_About this task_
The lines to be copied are those below that contain "accessibility".

### Input ###

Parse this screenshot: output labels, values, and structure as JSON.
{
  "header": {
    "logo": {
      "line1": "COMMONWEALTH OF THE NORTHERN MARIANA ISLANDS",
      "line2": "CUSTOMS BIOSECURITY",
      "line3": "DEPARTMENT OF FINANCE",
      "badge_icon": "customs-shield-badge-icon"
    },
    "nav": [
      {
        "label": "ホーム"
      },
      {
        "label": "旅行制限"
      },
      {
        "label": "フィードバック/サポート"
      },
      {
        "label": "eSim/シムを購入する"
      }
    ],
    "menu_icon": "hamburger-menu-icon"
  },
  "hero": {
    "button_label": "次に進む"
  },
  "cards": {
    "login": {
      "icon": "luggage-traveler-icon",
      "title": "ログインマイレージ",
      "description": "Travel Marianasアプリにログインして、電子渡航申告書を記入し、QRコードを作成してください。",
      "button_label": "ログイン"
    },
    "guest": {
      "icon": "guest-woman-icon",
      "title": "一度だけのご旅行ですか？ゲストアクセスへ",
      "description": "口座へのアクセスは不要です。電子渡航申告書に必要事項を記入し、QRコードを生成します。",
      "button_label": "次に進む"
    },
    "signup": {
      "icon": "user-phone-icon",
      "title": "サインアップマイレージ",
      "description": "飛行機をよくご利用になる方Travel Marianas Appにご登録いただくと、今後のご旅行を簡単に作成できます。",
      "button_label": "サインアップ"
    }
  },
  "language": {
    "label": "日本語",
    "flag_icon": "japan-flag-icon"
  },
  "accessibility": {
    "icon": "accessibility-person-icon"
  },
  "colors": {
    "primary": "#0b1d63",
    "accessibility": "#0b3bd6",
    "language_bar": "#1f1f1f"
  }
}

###
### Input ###

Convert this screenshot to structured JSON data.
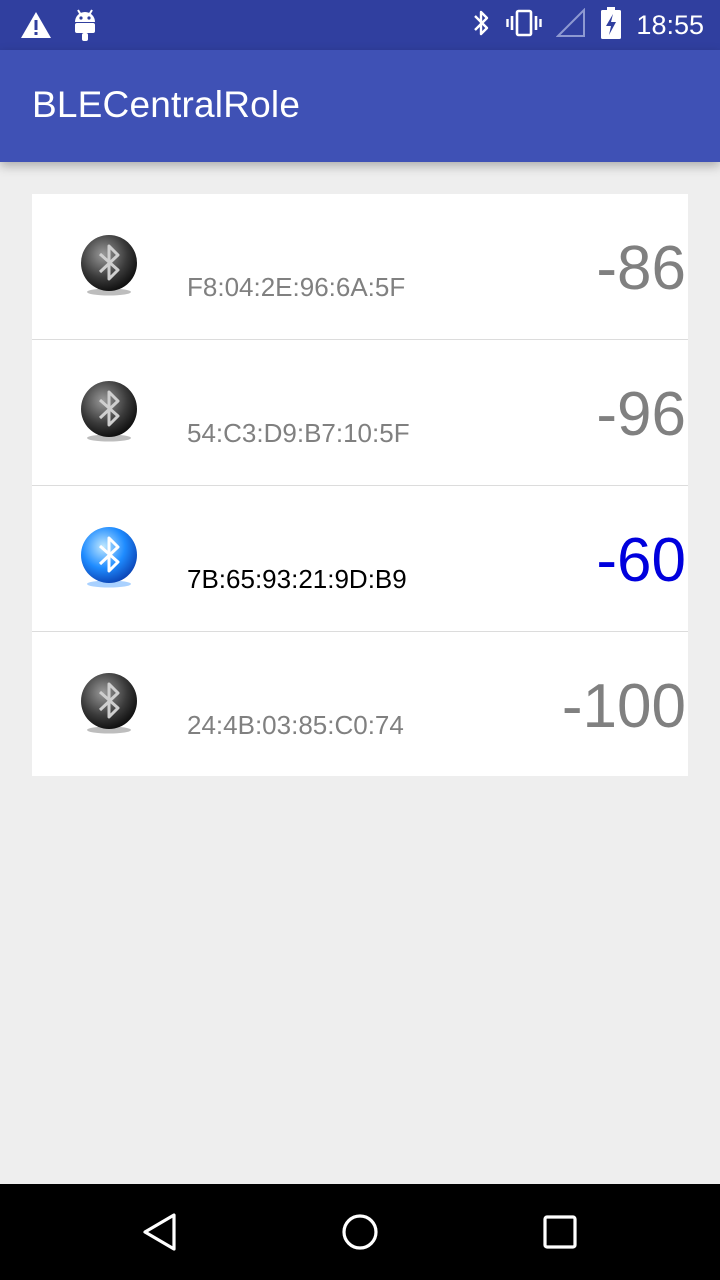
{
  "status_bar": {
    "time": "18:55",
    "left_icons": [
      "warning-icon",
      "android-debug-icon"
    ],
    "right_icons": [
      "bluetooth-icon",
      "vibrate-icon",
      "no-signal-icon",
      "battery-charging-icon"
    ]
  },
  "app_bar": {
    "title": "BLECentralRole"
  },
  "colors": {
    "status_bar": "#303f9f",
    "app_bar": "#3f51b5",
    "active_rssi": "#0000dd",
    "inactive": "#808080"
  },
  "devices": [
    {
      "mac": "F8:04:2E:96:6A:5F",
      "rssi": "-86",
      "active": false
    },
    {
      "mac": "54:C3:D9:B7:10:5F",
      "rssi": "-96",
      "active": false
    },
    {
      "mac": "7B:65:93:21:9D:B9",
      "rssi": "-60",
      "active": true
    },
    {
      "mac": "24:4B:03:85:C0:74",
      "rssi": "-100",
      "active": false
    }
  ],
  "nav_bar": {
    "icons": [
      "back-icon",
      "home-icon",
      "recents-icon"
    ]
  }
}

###

_Solved problem_
  "accessibility": {
    "icon": "accessibility-person-icon"
    "accessibility": "#0b3bd6",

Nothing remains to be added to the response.